### Exercise instructions
Report the number of lines in the data below that hold "FFFFFFFF", without any other words.

Exercise input Block Start

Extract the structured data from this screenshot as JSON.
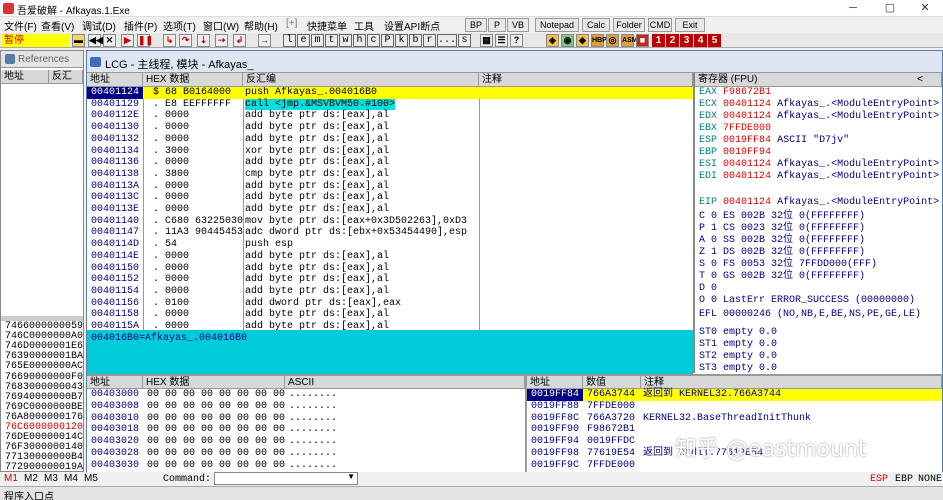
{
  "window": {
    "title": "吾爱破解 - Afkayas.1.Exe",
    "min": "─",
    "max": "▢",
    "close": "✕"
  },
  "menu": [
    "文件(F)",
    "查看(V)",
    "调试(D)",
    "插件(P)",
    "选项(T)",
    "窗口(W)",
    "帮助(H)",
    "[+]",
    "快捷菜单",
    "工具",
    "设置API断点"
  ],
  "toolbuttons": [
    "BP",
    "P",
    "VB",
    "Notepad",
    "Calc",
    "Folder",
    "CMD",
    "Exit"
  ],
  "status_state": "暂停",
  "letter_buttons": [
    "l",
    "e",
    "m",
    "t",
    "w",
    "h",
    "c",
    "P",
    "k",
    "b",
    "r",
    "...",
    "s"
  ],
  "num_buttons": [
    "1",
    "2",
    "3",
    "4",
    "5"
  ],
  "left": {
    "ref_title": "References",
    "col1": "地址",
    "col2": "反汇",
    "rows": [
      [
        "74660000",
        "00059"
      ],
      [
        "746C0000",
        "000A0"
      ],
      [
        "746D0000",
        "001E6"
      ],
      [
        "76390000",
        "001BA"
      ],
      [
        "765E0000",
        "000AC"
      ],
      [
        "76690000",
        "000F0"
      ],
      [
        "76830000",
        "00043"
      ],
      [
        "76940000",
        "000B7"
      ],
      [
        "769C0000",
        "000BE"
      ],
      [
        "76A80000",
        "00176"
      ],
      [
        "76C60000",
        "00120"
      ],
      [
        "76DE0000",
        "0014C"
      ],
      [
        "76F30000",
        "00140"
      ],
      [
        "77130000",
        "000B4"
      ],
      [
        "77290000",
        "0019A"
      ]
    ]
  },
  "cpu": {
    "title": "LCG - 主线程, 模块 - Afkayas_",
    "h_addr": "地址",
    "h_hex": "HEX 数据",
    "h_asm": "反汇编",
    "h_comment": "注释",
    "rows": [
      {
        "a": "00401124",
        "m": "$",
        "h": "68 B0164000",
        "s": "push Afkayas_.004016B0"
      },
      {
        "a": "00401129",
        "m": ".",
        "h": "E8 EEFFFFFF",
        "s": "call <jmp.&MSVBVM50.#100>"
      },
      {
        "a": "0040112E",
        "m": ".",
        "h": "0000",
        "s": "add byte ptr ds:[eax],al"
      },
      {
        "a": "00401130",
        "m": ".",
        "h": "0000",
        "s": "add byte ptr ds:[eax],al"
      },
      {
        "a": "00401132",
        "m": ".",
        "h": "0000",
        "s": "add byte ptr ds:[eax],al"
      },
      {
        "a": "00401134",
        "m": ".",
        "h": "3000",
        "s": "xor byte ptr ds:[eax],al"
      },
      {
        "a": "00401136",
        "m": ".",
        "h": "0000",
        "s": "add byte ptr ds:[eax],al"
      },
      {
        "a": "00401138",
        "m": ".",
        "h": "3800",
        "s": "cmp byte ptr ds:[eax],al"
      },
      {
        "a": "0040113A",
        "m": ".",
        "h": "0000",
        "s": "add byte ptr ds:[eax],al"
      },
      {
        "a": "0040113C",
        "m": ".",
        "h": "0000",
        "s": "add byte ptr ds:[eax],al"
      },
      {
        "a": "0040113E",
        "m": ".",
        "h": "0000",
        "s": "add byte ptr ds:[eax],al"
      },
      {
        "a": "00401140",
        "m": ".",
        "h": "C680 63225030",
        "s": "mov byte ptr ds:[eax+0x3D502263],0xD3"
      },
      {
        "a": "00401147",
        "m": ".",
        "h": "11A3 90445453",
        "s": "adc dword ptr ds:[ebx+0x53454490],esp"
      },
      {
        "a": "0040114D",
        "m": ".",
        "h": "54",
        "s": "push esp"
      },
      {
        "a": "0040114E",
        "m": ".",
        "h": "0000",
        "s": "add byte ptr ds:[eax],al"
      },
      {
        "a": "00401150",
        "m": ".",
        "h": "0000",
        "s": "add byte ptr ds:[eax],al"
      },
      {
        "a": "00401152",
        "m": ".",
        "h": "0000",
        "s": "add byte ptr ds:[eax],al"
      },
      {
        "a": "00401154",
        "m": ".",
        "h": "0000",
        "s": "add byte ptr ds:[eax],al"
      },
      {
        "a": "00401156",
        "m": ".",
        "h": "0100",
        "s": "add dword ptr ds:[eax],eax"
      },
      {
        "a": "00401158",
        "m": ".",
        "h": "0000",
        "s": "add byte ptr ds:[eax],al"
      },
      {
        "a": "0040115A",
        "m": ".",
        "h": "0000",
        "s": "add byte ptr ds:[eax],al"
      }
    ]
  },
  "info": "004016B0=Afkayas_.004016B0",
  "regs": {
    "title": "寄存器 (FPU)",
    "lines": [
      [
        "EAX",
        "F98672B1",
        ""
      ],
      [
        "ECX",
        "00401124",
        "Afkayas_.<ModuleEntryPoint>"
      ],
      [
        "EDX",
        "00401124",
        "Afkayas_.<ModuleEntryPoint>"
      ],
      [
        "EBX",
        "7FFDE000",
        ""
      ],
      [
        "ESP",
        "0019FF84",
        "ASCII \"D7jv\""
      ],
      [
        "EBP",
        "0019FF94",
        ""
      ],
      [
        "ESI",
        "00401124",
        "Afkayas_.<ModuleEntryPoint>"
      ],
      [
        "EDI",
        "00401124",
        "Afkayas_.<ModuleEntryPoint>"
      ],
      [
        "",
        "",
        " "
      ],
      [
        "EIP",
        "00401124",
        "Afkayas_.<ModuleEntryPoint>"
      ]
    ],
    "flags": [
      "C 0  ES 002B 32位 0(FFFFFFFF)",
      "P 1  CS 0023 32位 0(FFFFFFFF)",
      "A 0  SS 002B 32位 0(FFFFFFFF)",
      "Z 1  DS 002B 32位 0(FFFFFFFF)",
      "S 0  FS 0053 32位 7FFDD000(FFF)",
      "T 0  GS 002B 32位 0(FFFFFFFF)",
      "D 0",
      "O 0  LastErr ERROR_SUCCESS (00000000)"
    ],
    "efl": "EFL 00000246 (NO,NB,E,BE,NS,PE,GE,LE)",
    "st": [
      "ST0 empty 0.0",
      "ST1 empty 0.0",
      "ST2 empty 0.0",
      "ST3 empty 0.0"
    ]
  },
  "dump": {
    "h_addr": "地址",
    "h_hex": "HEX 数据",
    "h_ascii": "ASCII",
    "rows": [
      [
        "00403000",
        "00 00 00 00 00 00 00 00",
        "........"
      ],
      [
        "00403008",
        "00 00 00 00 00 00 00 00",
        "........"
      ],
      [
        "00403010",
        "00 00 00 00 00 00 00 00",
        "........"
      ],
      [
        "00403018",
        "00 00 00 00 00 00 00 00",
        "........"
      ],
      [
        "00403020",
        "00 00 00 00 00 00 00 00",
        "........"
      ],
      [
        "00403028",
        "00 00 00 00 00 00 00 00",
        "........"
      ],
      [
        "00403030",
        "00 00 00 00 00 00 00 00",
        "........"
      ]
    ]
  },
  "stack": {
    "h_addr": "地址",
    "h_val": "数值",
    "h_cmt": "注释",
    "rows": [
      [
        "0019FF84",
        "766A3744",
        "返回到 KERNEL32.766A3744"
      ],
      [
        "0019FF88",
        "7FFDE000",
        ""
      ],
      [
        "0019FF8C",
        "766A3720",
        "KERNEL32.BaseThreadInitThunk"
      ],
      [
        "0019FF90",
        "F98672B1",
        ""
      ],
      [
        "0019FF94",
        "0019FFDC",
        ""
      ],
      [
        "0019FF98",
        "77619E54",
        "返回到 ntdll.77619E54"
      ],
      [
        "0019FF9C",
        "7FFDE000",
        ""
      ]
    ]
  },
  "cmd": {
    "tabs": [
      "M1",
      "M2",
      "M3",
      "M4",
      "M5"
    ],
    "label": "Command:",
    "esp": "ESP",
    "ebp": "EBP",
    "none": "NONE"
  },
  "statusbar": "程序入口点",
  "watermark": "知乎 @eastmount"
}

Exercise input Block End
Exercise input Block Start

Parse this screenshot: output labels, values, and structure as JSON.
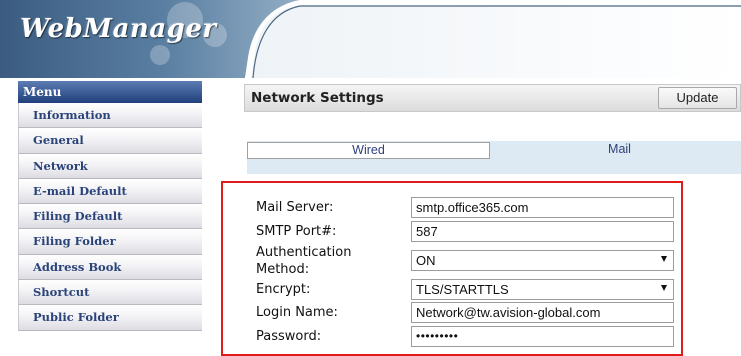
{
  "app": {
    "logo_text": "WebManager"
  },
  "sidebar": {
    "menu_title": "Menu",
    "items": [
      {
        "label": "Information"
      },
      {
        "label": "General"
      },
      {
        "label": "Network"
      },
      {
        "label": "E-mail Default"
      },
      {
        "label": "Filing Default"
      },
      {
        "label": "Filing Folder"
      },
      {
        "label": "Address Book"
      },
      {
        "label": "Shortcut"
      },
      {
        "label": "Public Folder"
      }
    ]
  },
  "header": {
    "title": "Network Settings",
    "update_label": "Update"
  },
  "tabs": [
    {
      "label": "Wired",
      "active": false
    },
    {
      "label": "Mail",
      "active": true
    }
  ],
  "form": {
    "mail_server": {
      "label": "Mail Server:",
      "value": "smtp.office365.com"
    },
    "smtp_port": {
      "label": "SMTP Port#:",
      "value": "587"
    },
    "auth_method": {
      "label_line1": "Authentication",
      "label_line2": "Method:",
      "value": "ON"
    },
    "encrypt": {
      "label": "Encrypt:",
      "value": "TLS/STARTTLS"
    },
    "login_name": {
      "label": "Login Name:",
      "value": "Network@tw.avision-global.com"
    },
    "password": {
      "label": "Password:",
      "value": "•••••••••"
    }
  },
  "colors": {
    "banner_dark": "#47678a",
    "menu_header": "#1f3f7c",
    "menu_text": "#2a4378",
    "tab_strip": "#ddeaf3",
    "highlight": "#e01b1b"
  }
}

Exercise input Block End
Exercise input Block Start

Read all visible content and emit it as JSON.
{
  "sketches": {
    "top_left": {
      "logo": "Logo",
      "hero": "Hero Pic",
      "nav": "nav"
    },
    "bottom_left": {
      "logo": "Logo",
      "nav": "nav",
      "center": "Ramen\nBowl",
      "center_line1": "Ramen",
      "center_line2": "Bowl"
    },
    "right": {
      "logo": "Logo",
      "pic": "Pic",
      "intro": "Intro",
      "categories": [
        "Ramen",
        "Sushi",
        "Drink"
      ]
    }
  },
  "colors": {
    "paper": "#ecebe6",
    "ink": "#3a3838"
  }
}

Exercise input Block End

### Output
5